TASK DETAILS:
Although the records include pictures, print only the rest, exactly as written.

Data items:
- Opening Delimiter -
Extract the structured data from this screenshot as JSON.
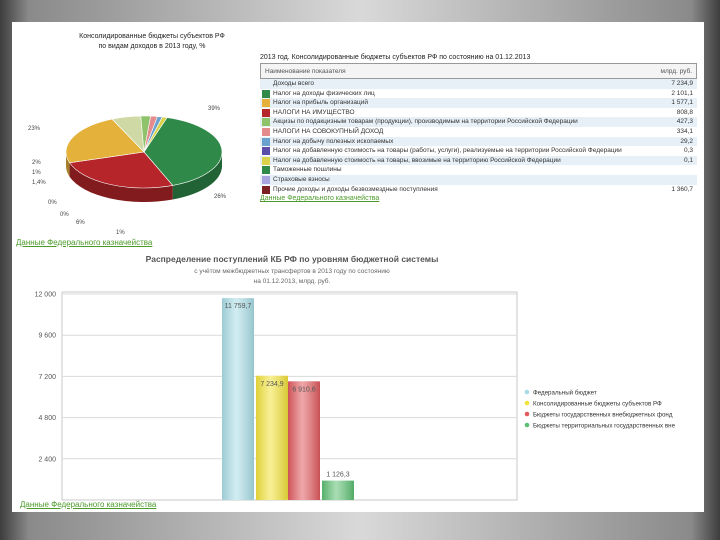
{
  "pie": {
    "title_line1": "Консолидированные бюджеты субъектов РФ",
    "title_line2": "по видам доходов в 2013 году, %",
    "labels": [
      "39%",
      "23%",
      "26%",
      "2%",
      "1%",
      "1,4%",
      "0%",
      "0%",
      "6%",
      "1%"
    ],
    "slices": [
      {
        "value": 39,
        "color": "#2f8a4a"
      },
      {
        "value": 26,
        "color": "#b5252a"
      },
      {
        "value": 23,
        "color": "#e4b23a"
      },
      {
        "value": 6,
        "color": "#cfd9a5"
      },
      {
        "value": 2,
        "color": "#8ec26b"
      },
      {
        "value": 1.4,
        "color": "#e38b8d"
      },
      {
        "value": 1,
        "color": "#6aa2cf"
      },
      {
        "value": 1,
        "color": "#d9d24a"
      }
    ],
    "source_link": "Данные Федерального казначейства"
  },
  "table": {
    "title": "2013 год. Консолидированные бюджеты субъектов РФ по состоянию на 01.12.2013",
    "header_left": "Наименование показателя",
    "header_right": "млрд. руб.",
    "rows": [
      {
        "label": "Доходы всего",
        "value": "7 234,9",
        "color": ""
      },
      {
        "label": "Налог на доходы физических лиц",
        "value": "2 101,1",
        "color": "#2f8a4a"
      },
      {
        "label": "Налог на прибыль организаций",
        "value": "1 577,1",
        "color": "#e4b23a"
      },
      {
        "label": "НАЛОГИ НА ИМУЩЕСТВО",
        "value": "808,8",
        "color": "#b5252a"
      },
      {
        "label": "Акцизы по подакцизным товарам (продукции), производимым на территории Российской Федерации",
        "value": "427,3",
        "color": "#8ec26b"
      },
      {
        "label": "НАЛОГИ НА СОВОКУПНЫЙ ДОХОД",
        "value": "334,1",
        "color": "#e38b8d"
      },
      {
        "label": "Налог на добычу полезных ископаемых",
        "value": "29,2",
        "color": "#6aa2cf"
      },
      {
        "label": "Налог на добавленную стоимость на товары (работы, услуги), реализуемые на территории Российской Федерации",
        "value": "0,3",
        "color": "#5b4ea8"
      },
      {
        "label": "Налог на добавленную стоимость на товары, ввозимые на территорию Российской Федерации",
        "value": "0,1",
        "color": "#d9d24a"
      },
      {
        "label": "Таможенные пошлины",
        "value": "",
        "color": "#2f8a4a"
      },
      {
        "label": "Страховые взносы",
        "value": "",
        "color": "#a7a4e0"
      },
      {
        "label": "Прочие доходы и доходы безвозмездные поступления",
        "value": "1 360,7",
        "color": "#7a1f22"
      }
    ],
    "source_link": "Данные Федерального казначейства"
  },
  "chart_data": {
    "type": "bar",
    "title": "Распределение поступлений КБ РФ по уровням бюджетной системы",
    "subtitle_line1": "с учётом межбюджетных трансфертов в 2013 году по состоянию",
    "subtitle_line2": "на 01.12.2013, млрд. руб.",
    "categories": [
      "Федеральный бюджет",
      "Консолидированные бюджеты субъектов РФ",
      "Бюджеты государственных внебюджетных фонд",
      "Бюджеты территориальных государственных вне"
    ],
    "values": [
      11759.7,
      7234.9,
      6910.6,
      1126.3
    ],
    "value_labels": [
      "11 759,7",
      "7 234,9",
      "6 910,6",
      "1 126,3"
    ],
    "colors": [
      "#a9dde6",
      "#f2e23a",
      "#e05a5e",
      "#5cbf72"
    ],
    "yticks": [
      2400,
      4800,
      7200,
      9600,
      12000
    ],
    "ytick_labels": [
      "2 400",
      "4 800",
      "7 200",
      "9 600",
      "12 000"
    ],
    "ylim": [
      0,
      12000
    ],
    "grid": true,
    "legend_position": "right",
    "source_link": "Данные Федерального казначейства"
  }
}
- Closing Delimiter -
SOLVED PROBLEM:
Extract the structured data from this screenshot as JSON.
{
  "pie": {
    "title_line1": "Консолидированные бюджеты субъектов РФ",
    "title_line2": "по видам доходов в 2013 году, %",
    "labels": [
      "39%",
      "23%",
      "26%",
      "2%",
      "1%",
      "1,4%",
      "0%",
      "0%",
      "6%",
      "1%"
    ],
    "slices": [
      {
        "value": 39,
        "color": "#2f8a4a"
      },
      {
        "value": 26,
        "color": "#b5252a"
      },
      {
        "value": 23,
        "color": "#e4b23a"
      },
      {
        "value": 6,
        "color": "#cfd9a5"
      },
      {
        "value": 2,
        "color": "#8ec26b"
      },
      {
        "value": 1.4,
        "color": "#e38b8d"
      },
      {
        "value": 1,
        "color": "#6aa2cf"
      },
      {
        "value": 1,
        "color": "#d9d24a"
      }
    ],
    "source_link": "Данные Федерального казначейства"
  },
  "table": {
    "title": "2013 год. Консолидированные бюджеты субъектов РФ по состоянию на 01.12.2013",
    "header_left": "Наименование показателя",
    "header_right": "млрд. руб.",
    "rows": [
      {
        "label": "Доходы всего",
        "value": "7 234,9",
        "color": ""
      },
      {
        "label": "Налог на доходы физических лиц",
        "value": "2 101,1",
        "color": "#2f8a4a"
      },
      {
        "label": "Налог на прибыль организаций",
        "value": "1 577,1",
        "color": "#e4b23a"
      },
      {
        "label": "НАЛОГИ НА ИМУЩЕСТВО",
        "value": "808,8",
        "color": "#b5252a"
      },
      {
        "label": "Акцизы по подакцизным товарам (продукции), производимым на территории Российской Федерации",
        "value": "427,3",
        "color": "#8ec26b"
      },
      {
        "label": "НАЛОГИ НА СОВОКУПНЫЙ ДОХОД",
        "value": "334,1",
        "color": "#e38b8d"
      },
      {
        "label": "Налог на добычу полезных ископаемых",
        "value": "29,2",
        "color": "#6aa2cf"
      },
      {
        "label": "Налог на добавленную стоимость на товары (работы, услуги), реализуемые на территории Российской Федерации",
        "value": "0,3",
        "color": "#5b4ea8"
      },
      {
        "label": "Налог на добавленную стоимость на товары, ввозимые на территорию Российской Федерации",
        "value": "0,1",
        "color": "#d9d24a"
      },
      {
        "label": "Таможенные пошлины",
        "value": "",
        "color": "#2f8a4a"
      },
      {
        "label": "Страховые взносы",
        "value": "",
        "color": "#a7a4e0"
      },
      {
        "label": "Прочие доходы и доходы безвозмездные поступления",
        "value": "1 360,7",
        "color": "#7a1f22"
      }
    ],
    "source_link": "Данные Федерального казначейства"
  },
  "chart_data": {
    "type": "bar",
    "title": "Распределение поступлений КБ РФ по уровням бюджетной системы",
    "subtitle_line1": "с учётом межбюджетных трансфертов в 2013 году по состоянию",
    "subtitle_line2": "на 01.12.2013, млрд. руб.",
    "categories": [
      "Федеральный бюджет",
      "Консолидированные бюджеты субъектов РФ",
      "Бюджеты государственных внебюджетных фонд",
      "Бюджеты территориальных государственных вне"
    ],
    "values": [
      11759.7,
      7234.9,
      6910.6,
      1126.3
    ],
    "value_labels": [
      "11 759,7",
      "7 234,9",
      "6 910,6",
      "1 126,3"
    ],
    "colors": [
      "#a9dde6",
      "#f2e23a",
      "#e05a5e",
      "#5cbf72"
    ],
    "yticks": [
      2400,
      4800,
      7200,
      9600,
      12000
    ],
    "ytick_labels": [
      "2 400",
      "4 800",
      "7 200",
      "9 600",
      "12 000"
    ],
    "ylim": [
      0,
      12000
    ],
    "grid": true,
    "legend_position": "right",
    "source_link": "Данные Федерального казначейства"
  }
}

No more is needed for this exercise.